NASA's Mars Reconnaissance Orbiter has revealed that movement in sand dune fields on the Red Planet occurs on a surprisingly large scale, about the same as in dune fields on Earth.
This is unexpected because Mars has an atmosphere 100 times less dense than Earth's, and its high-speed winds are less frequent and weaker than Earth's. Scientists figured hurricane-force winds are needed to move sand around in the thin Martian air, and winds that high are rare.
For years, researchers debated whether sand dunes observed on Mars were mostly fossil features related to past climate, rather than whether they are currently active or not. In the past two years, researchers using images from Mars Reconnaissance Orbiter's High Resolution Imaging Science Experiment (HiRISE) camera have detected and reported sand movement. Now, scientists using HiRISE images have determined that entire dunes as thick as 200 feet (61 meters) are moving as coherent units across the Martian landscape.
This exciting discovery will further encourage scientists, who are trying their best to understand the changing surface conditions of Mars on a more global scale better," said Doug McCuistion, director, NASA's Mars Exploration Program, Washington. "This improved understanding of surface dynamics will provide vital information in planning future robotic and human Mars exploration missions."
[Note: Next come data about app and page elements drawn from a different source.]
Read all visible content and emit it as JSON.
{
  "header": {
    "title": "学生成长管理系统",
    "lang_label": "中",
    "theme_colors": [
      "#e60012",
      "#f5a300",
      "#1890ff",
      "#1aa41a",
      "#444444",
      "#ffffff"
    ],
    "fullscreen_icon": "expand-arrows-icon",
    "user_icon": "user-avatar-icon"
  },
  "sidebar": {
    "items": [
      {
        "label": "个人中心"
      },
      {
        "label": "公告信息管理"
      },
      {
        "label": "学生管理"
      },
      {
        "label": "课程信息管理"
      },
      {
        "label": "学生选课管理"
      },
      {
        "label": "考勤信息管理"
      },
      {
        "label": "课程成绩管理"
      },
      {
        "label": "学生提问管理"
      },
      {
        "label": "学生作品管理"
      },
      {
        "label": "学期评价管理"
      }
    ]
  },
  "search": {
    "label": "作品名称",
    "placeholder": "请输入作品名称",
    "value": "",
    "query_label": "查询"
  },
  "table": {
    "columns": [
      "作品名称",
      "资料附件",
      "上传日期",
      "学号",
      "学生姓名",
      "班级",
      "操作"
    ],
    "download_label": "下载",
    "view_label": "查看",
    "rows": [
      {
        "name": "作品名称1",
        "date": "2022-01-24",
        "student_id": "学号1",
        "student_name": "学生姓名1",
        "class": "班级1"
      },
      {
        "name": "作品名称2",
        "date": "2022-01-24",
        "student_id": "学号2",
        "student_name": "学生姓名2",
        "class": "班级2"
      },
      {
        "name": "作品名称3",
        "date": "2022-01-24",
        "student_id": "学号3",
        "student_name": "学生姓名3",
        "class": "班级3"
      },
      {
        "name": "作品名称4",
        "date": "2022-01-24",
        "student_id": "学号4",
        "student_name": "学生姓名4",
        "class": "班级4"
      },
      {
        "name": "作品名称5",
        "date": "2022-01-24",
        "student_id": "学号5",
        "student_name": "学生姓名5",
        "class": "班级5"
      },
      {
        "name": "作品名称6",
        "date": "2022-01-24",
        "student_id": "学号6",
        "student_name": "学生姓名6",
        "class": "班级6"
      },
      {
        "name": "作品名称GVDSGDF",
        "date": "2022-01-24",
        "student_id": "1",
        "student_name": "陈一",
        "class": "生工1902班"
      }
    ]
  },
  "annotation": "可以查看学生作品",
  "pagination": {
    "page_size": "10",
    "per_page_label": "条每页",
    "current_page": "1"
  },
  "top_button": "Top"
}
"It's kind of like playing golf on the moon -- (the sand) goes really high and far compared to what it does on Earth. When it lands it can pick up really large speeds -- even with low wind speeds -- and splash a whole bunch of other particles to keep the process going," Jasper Kok, with the Earth and Atmospheric Sciences department at Cornell University, told Discovery News.
Once sand gets moving on Mars, wind speeds can drop by a factor of 10 and still be strong enough to transport as much sand as what moves around many places on Earth, the new study shows.
The amount of sand moving around Nili Patera, for example, could fill up a children's sandbox each year, estimates Nathan Bridges, a planetary scientist with Johns Hopkins University. That may not sound like much, but it adds up over time. It also may explain why many landscapes on Mars are so eroded.
The research appeared in this week's journal Nature.